Problem: What is the count of lines in the records that include "value"? Reply with that number alone.

Records provided:
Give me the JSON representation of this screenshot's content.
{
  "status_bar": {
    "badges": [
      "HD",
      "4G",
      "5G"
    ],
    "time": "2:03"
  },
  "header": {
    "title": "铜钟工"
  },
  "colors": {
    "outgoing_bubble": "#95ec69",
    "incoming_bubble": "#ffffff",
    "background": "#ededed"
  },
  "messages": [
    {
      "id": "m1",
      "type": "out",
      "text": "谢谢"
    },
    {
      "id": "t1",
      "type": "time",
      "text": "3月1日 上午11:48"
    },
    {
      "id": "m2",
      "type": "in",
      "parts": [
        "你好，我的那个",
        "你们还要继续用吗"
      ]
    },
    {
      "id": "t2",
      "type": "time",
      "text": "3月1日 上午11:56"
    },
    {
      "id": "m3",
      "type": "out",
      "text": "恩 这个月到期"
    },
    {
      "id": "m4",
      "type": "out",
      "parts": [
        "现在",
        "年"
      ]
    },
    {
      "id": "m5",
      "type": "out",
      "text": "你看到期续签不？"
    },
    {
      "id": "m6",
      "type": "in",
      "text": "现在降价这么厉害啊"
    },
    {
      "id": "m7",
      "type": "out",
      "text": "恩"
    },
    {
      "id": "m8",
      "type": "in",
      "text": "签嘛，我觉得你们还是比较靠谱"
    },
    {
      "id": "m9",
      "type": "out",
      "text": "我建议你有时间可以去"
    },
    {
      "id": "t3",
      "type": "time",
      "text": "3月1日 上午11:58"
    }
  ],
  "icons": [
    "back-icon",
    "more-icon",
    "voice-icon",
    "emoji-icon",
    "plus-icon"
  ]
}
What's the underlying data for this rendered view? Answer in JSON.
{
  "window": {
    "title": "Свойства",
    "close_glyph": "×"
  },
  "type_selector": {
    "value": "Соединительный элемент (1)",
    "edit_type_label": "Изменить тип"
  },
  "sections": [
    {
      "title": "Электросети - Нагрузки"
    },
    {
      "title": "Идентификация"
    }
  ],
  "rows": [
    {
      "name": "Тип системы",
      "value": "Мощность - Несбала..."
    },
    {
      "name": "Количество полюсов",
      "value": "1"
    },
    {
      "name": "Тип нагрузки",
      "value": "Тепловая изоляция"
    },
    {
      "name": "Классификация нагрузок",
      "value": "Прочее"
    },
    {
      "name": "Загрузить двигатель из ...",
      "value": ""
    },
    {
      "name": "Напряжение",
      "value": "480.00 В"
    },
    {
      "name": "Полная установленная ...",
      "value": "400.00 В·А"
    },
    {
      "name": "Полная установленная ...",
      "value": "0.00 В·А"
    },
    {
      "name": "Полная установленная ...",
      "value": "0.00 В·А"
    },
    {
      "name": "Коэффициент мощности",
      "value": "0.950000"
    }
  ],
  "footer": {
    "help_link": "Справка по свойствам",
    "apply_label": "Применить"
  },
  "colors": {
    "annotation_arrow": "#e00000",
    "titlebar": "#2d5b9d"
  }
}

Worked solution: 11